In a year when climate records—from floods, fire, and drought—are being shattered daily like shards of glass, there is one country that bests them all: China. The country is experiencing a heatwave like no other.
It has lasted over seventy days, with record breaking temperatures at day and at night.
Over 100 million people are affected in an area covering 500,000 square miles of the country, experiencing record temperatures exceeding 104°F (40°C). To put this into perspective, this is equivalent to the size of Texas, Colorado and California combined.
Experts are calling it the "worst heatwave ever recorded in global history," or "Worst heat wave known in world climatic history."
They are not alone in outlining the enormity of what is happening in China right now. According to Axios, this extreme event which is baking southern China "has no parallel in modern record-keeping in China, or elsewhere around the world for that matter."
Meteorologist Bob Henson, a contributor to Yale Climate Connections, told Axios: "I can't think of anything comparable to China's heat wave of summer 2022 in its blend of intensity, duration, geographic extent and number of people affected."
Yesterday the World Meteorological Office tweeted:
Some parts of the country have been experiencing temperatures of 110.3°F (43.5°C), shattering previous temperature records. Last weekend, Chongqing, a city of 9 million, recorded an overnight low temperature of 94.8°F (34.9°F), another record.
Once great mighty rivers, such as the Yangtze—the world's third largest river which provides drinking water to 400 million people—they are reduced to shadows of their former selves. Shipping routes on some parts of the river are closed, with levels over fifty percent lower than average over the last five years. Others rivers are reduced to trickles and pools.
Analysts like Jefferies say that with a backdrop of COVID-19 still affecting the country, the record two-month-long heatwave amounted to a "black swan event" for China. "The drought has created a vicious spiral as hydroelectric power becomes scarce which in turn cuts electricity production for industry," says Jefferies.
And the drought has forced the country to cut back on hydropower, leading to blackouts and power shortages. In Sichuan, which gets more than eighty percent of its power from hydro, the region is said to be in a "grave situation," where the authorities have now issued a severe "level 1" emergency incident.
As the country's leaders stepped up efforts to respond to the heat, China issued a formal nationwide drought alert last Friday. Many areas are now without drinking water, with the authorities increasingly having to truck in water or generators to people without water or power.
The drought, which is expected to last well into next month, could affect the country's rice harvest, which is due to happen in the next ten days. The authorities are busy digging new irrigation channels as lake levels are so low, old ones do not work.
And now the authorities in China are so desperate they are trying to induce rainfall in parts of central and southwest of the country, by "cloud seeding", which is a form of weather modification that involves spraying chemicals on to clouds in the hope that will induce rain.
One way to stop the drought is to stop drilling for oil and gas.
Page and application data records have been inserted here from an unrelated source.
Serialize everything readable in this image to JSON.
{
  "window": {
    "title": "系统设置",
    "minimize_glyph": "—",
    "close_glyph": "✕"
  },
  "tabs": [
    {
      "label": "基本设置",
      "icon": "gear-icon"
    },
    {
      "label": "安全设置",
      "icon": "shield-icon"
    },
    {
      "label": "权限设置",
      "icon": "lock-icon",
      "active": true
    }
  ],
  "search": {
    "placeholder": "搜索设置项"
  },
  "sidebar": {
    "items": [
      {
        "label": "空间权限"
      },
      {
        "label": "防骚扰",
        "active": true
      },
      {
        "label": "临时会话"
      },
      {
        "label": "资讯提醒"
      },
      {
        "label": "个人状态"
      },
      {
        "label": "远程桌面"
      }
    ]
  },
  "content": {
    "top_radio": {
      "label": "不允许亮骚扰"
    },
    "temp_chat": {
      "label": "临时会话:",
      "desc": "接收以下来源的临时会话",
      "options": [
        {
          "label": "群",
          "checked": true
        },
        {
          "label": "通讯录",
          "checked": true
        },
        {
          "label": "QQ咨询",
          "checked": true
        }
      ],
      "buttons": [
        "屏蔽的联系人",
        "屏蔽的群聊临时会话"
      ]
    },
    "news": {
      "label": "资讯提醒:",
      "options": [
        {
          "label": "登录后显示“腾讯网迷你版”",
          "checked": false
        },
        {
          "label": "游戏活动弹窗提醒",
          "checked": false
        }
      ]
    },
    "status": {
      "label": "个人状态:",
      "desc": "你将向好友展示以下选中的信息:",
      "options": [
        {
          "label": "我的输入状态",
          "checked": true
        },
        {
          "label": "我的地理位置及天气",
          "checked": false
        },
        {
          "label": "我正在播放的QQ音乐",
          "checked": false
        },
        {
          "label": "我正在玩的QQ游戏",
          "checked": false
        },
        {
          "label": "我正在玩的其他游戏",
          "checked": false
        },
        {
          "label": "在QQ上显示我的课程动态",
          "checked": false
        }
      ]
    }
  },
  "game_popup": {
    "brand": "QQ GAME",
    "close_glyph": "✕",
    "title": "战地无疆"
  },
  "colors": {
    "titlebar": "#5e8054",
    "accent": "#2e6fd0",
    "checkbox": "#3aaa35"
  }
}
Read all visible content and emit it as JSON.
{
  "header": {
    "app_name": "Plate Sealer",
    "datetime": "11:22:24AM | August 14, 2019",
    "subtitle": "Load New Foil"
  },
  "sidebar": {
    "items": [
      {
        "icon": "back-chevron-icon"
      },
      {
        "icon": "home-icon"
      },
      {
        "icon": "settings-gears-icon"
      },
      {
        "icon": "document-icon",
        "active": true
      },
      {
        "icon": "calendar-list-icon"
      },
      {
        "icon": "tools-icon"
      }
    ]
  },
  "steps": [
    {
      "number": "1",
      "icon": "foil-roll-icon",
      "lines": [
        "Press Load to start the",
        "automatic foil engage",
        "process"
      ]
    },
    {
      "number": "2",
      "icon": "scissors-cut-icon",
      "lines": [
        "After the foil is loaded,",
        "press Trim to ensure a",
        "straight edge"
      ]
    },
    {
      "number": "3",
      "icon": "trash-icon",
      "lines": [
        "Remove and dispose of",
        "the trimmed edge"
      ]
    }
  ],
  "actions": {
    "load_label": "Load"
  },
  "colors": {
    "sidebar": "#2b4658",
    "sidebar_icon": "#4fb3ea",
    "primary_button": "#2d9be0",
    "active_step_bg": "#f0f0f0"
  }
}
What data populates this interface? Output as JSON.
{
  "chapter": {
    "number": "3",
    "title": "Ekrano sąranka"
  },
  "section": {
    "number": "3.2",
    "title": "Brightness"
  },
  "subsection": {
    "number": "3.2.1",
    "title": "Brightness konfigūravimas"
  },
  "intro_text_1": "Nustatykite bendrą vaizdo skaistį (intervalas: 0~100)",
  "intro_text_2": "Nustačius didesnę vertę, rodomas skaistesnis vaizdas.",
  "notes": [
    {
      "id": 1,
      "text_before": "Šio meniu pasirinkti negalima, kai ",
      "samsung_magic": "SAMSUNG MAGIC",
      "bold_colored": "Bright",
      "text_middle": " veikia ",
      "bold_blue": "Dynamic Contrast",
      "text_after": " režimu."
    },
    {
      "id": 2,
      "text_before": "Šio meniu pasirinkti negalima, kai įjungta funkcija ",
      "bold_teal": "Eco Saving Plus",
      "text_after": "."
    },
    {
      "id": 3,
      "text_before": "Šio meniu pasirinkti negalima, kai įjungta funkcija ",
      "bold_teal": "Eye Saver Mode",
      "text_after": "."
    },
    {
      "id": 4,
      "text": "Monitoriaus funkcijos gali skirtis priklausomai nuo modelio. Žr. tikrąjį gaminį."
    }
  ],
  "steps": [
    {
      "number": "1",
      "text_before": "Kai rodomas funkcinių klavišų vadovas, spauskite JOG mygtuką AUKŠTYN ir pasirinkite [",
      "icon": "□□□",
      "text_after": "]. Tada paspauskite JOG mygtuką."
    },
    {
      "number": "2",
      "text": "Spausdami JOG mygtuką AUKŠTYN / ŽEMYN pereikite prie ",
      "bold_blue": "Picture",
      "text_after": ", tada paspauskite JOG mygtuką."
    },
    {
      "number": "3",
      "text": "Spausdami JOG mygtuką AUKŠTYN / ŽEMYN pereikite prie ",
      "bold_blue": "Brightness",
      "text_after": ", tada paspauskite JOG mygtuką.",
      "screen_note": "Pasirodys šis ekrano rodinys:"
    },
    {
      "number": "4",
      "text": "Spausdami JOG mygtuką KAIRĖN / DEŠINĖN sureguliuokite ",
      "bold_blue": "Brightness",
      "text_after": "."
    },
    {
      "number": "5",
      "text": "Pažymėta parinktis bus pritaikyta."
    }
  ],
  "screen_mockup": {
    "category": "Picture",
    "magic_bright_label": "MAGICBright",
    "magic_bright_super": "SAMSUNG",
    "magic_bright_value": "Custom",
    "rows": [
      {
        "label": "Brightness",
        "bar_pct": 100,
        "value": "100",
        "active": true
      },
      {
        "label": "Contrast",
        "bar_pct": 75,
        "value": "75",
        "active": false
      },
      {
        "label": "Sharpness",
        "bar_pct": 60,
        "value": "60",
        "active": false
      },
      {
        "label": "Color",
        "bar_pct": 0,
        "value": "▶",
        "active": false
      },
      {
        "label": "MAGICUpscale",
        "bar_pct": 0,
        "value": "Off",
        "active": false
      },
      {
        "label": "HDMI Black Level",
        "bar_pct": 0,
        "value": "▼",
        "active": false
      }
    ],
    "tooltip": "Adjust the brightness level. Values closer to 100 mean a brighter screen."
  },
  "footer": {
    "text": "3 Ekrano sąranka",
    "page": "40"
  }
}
Because the experts are in no doubt that this is climate change in action:
This content originally appeared on Common Dreams - Breaking News & Views for the Progressive Community and was authored by Andy Rowell.